This GM bus revolutionized the industry, and set the template for all over-the road buses to come: forward control, rear transverse diesel engine, the famous fluted aluminum “Silversides” cladding, semi-monocoque construction, high floor and underfloor luggage compartments. But its wildest feature was not replicated: a four-on-the-tree shifter and its mechanical linkage back to the non-synchronized gear box; something had to be left to improve. Let’s check it out and delve into the history and workings of its legendary Detroit Diesel 6-71 engine, which first made its appearance here. Read More >
Yesterday’s piece about Honda’s slippage left little doubt that its mojo ain’t quite what it used to be. But there was a time when Honda was on fire, and could do (almost) no wrong.
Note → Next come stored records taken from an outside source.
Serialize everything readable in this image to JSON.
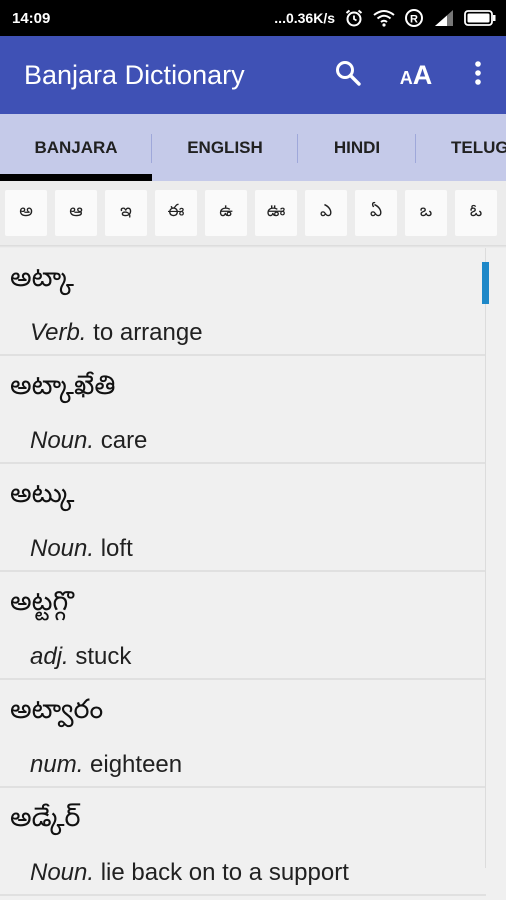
{
  "status_bar": {
    "time": "14:09",
    "network_speed": "...0.36K/s",
    "icons": [
      "alarm-icon",
      "wifi-icon",
      "registered-icon",
      "signal-icon",
      "battery-icon"
    ]
  },
  "app_bar": {
    "title": "Banjara Dictionary",
    "background": "#3f51b5",
    "actions": [
      "search-icon",
      "font-size-icon",
      "more-vert-icon"
    ]
  },
  "tabs": [
    {
      "label": "BANJARA",
      "active": true
    },
    {
      "label": "ENGLISH",
      "active": false
    },
    {
      "label": "HINDI",
      "active": false
    },
    {
      "label": "TELUGU",
      "active": false
    }
  ],
  "alphabet": [
    "అ",
    "ఆ",
    "ఇ",
    "ఈ",
    "ఉ",
    "ఊ",
    "ఎ",
    "ఏ",
    "ఒ",
    "ఓ"
  ],
  "entries": [
    {
      "word": "అట్కా",
      "pos": "Verb.",
      "meaning": "to arrange"
    },
    {
      "word": "అట్కాఖేతి",
      "pos": "Noun.",
      "meaning": "care"
    },
    {
      "word": "అట్కు",
      "pos": "Noun.",
      "meaning": "loft"
    },
    {
      "word": "అట్టగ్గొ",
      "pos": "adj.",
      "meaning": "stuck"
    },
    {
      "word": "అట్వారం",
      "pos": "num.",
      "meaning": "eighteen"
    },
    {
      "word": "అడ్కేర్",
      "pos": "Noun.",
      "meaning": "lie back on to a support"
    }
  ],
  "colors": {
    "primary": "#3f51b5",
    "tab_bar": "#c5cae9",
    "scroll_accent": "#1e88c8"
  }
}
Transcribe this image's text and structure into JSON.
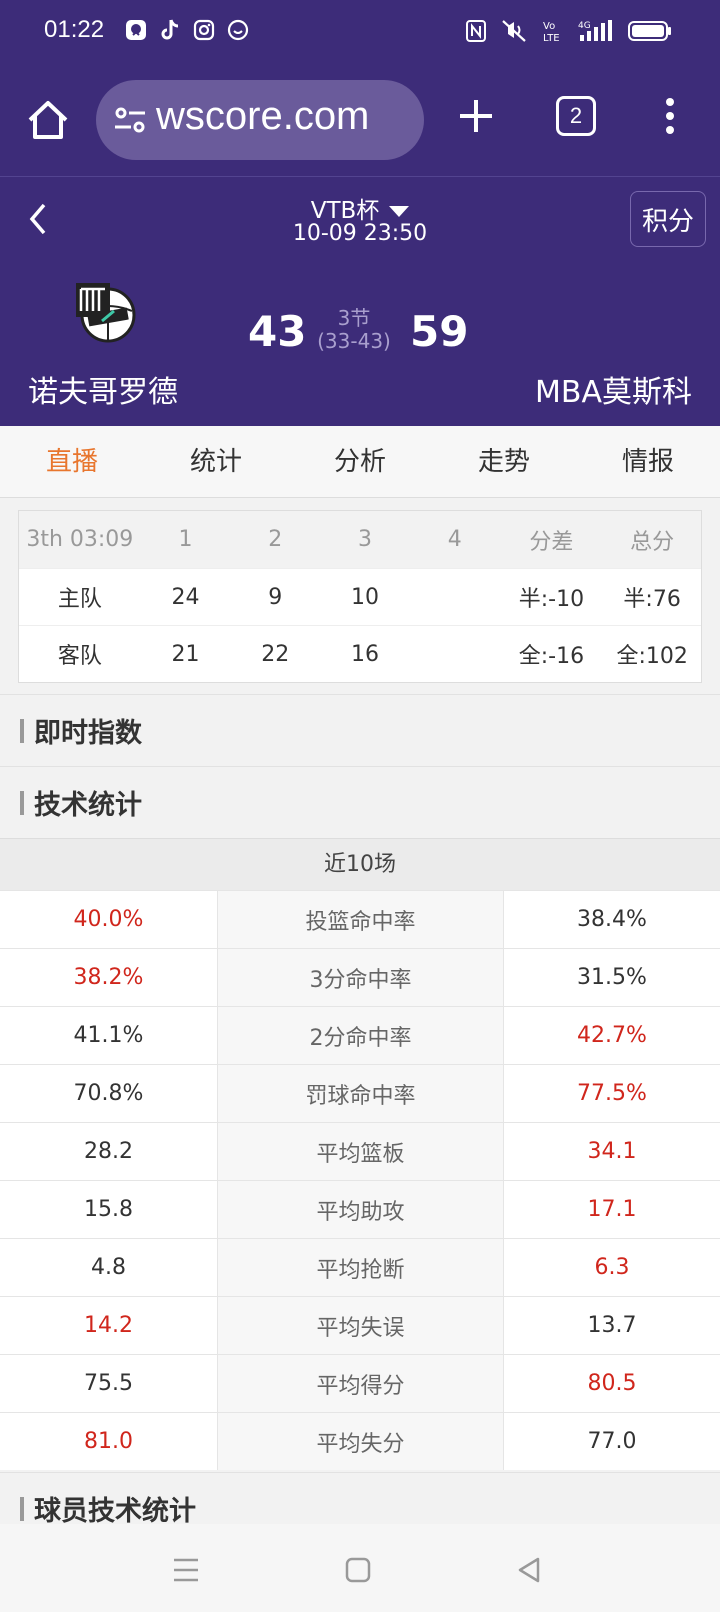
{
  "status_bar": {
    "time": "01:22",
    "app_icons": [
      "messenger-icon",
      "tiktok-icon",
      "instagram-icon",
      "chat-icon"
    ],
    "right_icons": [
      "nfc-icon",
      "mute-icon",
      "volte-icon",
      "signal-4g-icon",
      "battery-icon"
    ],
    "network": "4G"
  },
  "browser": {
    "url": "wscore.com",
    "tab_count": "2"
  },
  "game": {
    "league": "VTB杯",
    "datetime": "10-09 23:50",
    "standings_button": "积分",
    "home_team": "诺夫哥罗德",
    "away_team": "MBA莫斯科",
    "home_score": "43",
    "away_score": "59",
    "period": "3节",
    "period_score": "(33-43)"
  },
  "tabs": [
    "直播",
    "统计",
    "分析",
    "走势",
    "情报"
  ],
  "quarters": {
    "header": [
      "3th 03:09",
      "1",
      "2",
      "3",
      "4",
      "分差",
      "总分"
    ],
    "rows": [
      [
        "主队",
        "24",
        "9",
        "10",
        "",
        "半:-10",
        "半:76"
      ],
      [
        "客队",
        "21",
        "22",
        "16",
        "",
        "全:-16",
        "全:102"
      ]
    ]
  },
  "sections": {
    "live_odds": "即时指数",
    "tech_stats": "技术统计",
    "player_stats": "球员技术统计"
  },
  "tech_stats": {
    "header": "近10场",
    "rows": [
      {
        "home": "40.0%",
        "label": "投篮命中率",
        "away": "38.4%",
        "home_red": true,
        "away_red": false
      },
      {
        "home": "38.2%",
        "label": "3分命中率",
        "away": "31.5%",
        "home_red": true,
        "away_red": false
      },
      {
        "home": "41.1%",
        "label": "2分命中率",
        "away": "42.7%",
        "home_red": false,
        "away_red": true
      },
      {
        "home": "70.8%",
        "label": "罚球命中率",
        "away": "77.5%",
        "home_red": false,
        "away_red": true
      },
      {
        "home": "28.2",
        "label": "平均篮板",
        "away": "34.1",
        "home_red": false,
        "away_red": true
      },
      {
        "home": "15.8",
        "label": "平均助攻",
        "away": "17.1",
        "home_red": false,
        "away_red": true
      },
      {
        "home": "4.8",
        "label": "平均抢断",
        "away": "6.3",
        "home_red": false,
        "away_red": true
      },
      {
        "home": "14.2",
        "label": "平均失误",
        "away": "13.7",
        "home_red": true,
        "away_red": false
      },
      {
        "home": "75.5",
        "label": "平均得分",
        "away": "80.5",
        "home_red": false,
        "away_red": true
      },
      {
        "home": "81.0",
        "label": "平均失分",
        "away": "77.0",
        "home_red": true,
        "away_red": false
      }
    ]
  },
  "colors": {
    "header_bg": "#3d2c79",
    "active_tab": "#e8762e",
    "highlight_red": "#d0261c"
  }
}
The gen 1 Civic was like a little cherry bomb lobbed into a Weight-Watcher’s convention. Tiny, tinny, rude and crude as it was, the first Civic already embodied the unique qualities, if in somewhat embryonic form, that would revolutionize the American small car market and establish Honda’s meteoric rise. And this gen2 Civic was huge step forward; now instead of wearing a Civic like a badge of honor, one could now actually step into it and think of it as a legitimate car. How civil and civic-minded. But the best was yet to come. Read More >
This car is a jaw-dropper, a true classic, and a lucky find that rivals the CC logomobile, but it’s misnamed. By all rights, it should be the Edsel American. It was Edsel Ford’s fine taste and encouragement that made the original version of this trend-setting car happen, and in the process created a car that set the template that every American personal luxury coupe/convertible has been trying to measure up to ever since. An aggressive face on a very long hood, a close-coupled body, a short rear deck, and dripping with the aura of exclusivity and sex: a timeless formula. All too few of the endless imitators got the ingredients right, or even close, as our recent Cougar CC so painfully showed. But that didn’t stopped them from trying, just like I never stopped looking for this Continental after I first saw it almost two years ago. It was well worth the effort. Read More >
The Cougar first arrived in 1967 as something unique and distinct: a handsome, lithe sporty coupe with a distinct hint of luxury and a dash of continental flavor. Although the 1969 Pontiac Grand Prix is often credited with creating the mid-size/mid-price personal-luxury coupe coup, the first Cougar certainly predicted the trend.
What wasn’t so predictable is how quickly the Cougar would slather on the pounds (tons?), and morph into just another bland also-ran competitor in that rapidly crowding field. And if that weren’t bad enough, the once exclusive Cougar name was sullied by four door sedans and even a station wagon. The seventies were not kind to the Cougar, and (surprise) we’re not going to be very kind to it. Read More >
Memorable (def): 1. worth remembering 2. easily remembered
Maurauder (def): one who raids for booty
In yesterday’s Cougar CC, I claimed there were only three Mercuries truly worth remembering. The Marauder X-100 wasn’t on the list, and many of you protested. Fortunately, there are two definitions for the word, and the Marauder is certainly easily remembered; more like impossible to forget. And what exactly is it memorable for? Its booty. So how could we possibly not honor that? Read More >